** Exercise goal **
Could you copy all of the records below exactly as they appear?

Segment Start: Given records

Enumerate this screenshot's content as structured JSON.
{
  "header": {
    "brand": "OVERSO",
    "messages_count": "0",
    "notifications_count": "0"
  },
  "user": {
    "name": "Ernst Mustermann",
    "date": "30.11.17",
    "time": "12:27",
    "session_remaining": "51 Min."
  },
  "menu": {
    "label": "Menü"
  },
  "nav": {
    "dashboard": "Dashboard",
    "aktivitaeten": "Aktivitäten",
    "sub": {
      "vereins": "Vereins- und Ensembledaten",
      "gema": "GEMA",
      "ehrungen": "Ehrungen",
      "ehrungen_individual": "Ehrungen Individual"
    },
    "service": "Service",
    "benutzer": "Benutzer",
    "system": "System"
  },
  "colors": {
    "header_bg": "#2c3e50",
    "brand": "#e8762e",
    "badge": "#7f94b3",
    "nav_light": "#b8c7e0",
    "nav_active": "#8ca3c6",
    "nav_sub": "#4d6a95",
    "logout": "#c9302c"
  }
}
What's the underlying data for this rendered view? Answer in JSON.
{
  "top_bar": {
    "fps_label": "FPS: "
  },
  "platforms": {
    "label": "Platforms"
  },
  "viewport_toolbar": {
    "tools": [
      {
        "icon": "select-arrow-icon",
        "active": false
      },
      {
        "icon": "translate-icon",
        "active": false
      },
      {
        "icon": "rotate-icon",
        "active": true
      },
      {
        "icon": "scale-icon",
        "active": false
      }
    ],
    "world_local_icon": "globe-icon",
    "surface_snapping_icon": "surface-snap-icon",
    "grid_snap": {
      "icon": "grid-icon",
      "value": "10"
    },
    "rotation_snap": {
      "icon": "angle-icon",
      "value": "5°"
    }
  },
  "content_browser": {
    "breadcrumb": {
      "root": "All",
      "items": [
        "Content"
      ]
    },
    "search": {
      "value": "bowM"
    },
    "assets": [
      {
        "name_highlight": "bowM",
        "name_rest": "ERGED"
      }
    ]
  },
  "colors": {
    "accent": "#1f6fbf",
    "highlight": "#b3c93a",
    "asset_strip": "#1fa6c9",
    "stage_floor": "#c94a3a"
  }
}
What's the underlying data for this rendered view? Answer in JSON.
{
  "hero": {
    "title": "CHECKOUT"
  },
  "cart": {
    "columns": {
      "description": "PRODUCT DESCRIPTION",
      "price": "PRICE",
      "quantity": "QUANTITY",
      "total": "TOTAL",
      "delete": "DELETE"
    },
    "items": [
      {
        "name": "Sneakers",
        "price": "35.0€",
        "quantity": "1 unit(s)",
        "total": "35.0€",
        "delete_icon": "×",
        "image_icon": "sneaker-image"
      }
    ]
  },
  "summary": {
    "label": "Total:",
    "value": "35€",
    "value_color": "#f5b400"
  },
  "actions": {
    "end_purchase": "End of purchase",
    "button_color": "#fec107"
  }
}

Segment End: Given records

** Solution to this problem **
Enumerate this screenshot's content as structured JSON.
{
  "header": {
    "brand": "OVERSO",
    "messages_count": "0",
    "notifications_count": "0"
  },
  "user": {
    "name": "Ernst Mustermann",
    "date": "30.11.17",
    "time": "12:27",
    "session_remaining": "51 Min."
  },
  "menu": {
    "label": "Menü"
  },
  "nav": {
    "dashboard": "Dashboard",
    "aktivitaeten": "Aktivitäten",
    "sub": {
      "vereins": "Vereins- und Ensembledaten",
      "gema": "GEMA",
      "ehrungen": "Ehrungen",
      "ehrungen_individual": "Ehrungen Individual"
    },
    "service": "Service",
    "benutzer": "Benutzer",
    "system": "System"
  },
  "colors": {
    "header_bg": "#2c3e50",
    "brand": "#e8762e",
    "badge": "#7f94b3",
    "nav_light": "#b8c7e0",
    "nav_active": "#8ca3c6",
    "nav_sub": "#4d6a95",
    "logout": "#c9302c"
  }
}
What's the underlying data for this rendered view? Answer in JSON.
{
  "top_bar": {
    "fps_label": "FPS: "
  },
  "platforms": {
    "label": "Platforms"
  },
  "viewport_toolbar": {
    "tools": [
      {
        "icon": "select-arrow-icon",
        "active": false
      },
      {
        "icon": "translate-icon",
        "active": false
      },
      {
        "icon": "rotate-icon",
        "active": true
      },
      {
        "icon": "scale-icon",
        "active": false
      }
    ],
    "world_local_icon": "globe-icon",
    "surface_snapping_icon": "surface-snap-icon",
    "grid_snap": {
      "icon": "grid-icon",
      "value": "10"
    },
    "rotation_snap": {
      "icon": "angle-icon",
      "value": "5°"
    }
  },
  "content_browser": {
    "breadcrumb": {
      "root": "All",
      "items": [
        "Content"
      ]
    },
    "search": {
      "value": "bowM"
    },
    "assets": [
      {
        "name_highlight": "bowM",
        "name_rest": "ERGED"
      }
    ]
  },
  "colors": {
    "accent": "#1f6fbf",
    "highlight": "#b3c93a",
    "asset_strip": "#1fa6c9",
    "stage_floor": "#c94a3a"
  }
}
What's the underlying data for this rendered view? Answer in JSON.
{
  "hero": {
    "title": "CHECKOUT"
  },
  "cart": {
    "columns": {
      "description": "PRODUCT DESCRIPTION",
      "price": "PRICE",
      "quantity": "QUANTITY",
      "total": "TOTAL",
      "delete": "DELETE"
    },
    "items": [
      {
        "name": "Sneakers",
        "price": "35.0€",
        "quantity": "1 unit(s)",
        "total": "35.0€",
        "delete_icon": "×",
        "image_icon": "sneaker-image"
      }
    ]
  },
  "summary": {
    "label": "Total:",
    "value": "35€",
    "value_color": "#f5b400"
  },
  "actions": {
    "end_purchase": "End of purchase",
    "button_color": "#fec107"
  }
}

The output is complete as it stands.